Prompt:
Where "with" occurs in a line of the entries below, copy that line.

Items from an interface collection:
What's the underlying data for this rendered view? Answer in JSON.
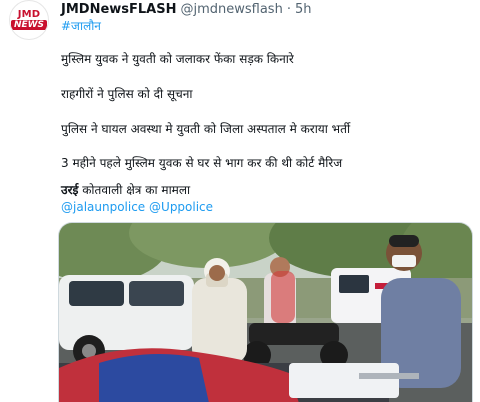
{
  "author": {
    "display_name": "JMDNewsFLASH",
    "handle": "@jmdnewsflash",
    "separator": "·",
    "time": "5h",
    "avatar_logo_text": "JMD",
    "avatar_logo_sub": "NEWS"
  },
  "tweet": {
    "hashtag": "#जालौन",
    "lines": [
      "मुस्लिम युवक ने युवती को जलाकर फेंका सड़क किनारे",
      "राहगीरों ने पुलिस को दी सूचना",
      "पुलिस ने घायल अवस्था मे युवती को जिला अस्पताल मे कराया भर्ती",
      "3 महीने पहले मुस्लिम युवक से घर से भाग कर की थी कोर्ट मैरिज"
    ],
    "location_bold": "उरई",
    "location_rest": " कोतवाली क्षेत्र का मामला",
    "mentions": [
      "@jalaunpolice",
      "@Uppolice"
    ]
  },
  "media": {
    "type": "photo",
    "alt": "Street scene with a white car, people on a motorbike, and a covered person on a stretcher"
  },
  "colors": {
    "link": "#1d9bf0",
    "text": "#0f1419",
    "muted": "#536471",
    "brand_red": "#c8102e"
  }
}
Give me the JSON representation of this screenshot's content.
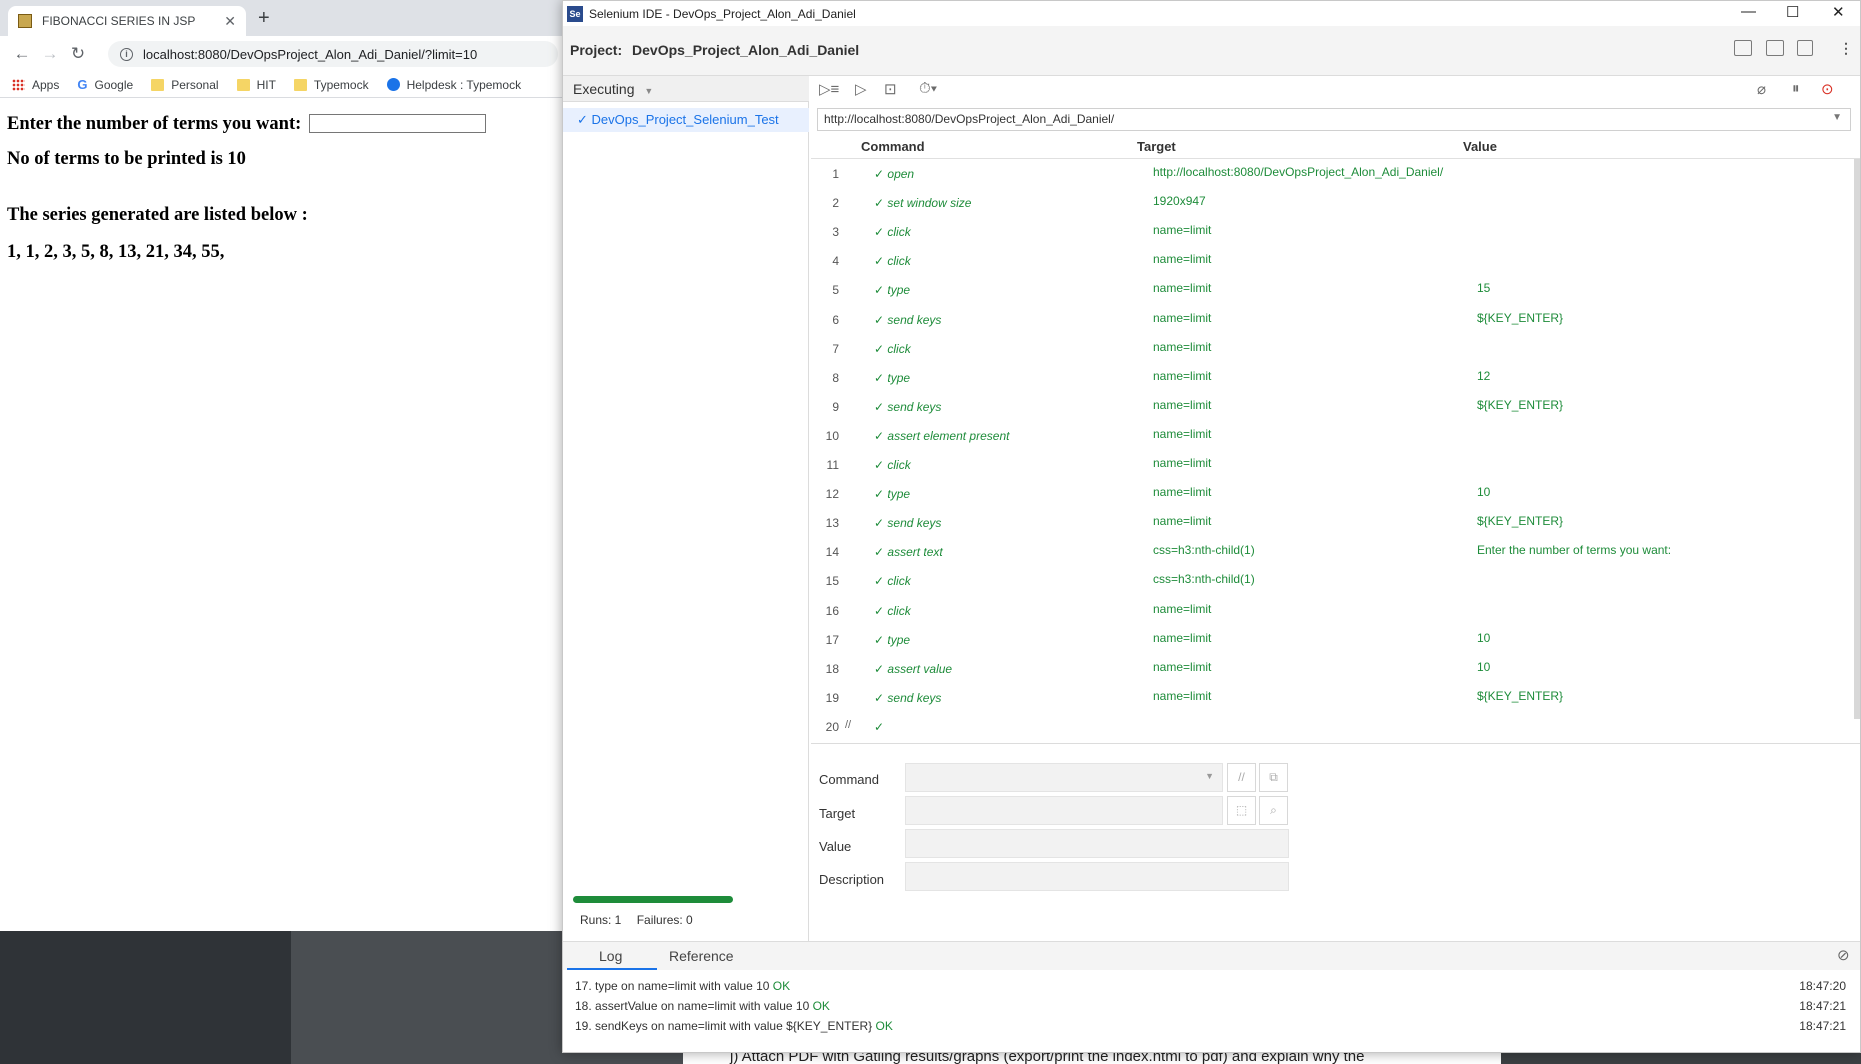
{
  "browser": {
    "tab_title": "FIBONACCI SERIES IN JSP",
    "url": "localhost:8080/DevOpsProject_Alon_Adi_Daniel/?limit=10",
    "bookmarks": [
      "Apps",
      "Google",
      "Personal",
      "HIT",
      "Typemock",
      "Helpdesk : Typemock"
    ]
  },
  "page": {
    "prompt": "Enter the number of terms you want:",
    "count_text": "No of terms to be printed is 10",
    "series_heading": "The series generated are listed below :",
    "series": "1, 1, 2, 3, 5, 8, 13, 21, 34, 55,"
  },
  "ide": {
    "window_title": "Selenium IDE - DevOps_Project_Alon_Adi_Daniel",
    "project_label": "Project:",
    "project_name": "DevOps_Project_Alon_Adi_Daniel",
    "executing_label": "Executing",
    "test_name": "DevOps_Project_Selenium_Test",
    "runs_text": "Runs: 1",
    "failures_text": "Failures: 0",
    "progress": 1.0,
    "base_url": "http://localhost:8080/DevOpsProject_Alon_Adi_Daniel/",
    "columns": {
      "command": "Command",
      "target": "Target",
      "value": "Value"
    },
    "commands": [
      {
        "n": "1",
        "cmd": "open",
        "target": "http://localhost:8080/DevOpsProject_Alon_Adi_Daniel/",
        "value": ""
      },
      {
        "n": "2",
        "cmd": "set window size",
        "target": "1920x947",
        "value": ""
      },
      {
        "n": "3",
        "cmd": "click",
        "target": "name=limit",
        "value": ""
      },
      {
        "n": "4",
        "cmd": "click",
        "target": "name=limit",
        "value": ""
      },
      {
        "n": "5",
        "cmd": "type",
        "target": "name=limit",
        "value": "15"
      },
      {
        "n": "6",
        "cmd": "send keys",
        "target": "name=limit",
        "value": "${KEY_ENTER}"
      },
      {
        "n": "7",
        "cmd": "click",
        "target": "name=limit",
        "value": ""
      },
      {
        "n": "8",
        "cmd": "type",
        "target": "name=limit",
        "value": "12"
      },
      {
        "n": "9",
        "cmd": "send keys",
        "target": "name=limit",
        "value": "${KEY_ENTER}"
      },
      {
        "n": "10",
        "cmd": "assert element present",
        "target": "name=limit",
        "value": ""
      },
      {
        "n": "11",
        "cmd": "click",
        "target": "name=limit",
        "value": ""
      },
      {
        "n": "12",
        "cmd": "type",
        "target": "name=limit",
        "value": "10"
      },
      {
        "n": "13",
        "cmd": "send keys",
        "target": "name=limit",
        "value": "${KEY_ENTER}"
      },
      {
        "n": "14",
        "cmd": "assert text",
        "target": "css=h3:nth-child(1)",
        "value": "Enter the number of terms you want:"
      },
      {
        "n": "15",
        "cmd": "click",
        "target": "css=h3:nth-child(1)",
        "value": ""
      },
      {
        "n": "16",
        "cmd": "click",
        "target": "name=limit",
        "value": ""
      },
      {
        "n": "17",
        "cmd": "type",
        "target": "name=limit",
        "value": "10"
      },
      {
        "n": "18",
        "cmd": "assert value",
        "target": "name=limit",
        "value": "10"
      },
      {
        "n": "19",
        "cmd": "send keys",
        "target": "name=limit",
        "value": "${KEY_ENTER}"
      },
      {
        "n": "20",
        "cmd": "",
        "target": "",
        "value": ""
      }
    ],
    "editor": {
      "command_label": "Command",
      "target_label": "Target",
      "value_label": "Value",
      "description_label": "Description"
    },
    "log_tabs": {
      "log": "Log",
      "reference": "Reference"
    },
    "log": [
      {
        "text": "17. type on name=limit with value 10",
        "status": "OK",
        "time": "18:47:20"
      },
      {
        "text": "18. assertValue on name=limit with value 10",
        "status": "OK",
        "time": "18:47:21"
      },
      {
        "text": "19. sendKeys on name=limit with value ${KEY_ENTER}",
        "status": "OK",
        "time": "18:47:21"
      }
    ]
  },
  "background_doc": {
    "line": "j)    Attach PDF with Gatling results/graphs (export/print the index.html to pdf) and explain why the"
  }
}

Expected answer:
    "alt": "Street scene with a white car, people on a motorbike, and a covered person on a stretcher"
        "text": "17. type on name=limit with value 10",
        "text": "18. assertValue on name=limit with value 10",
        "text": "19. sendKeys on name=limit with value ${KEY_ENTER}",
    "line": "j)    Attach PDF with Gatling results/graphs (export/print the index.html to pdf) and explain why the"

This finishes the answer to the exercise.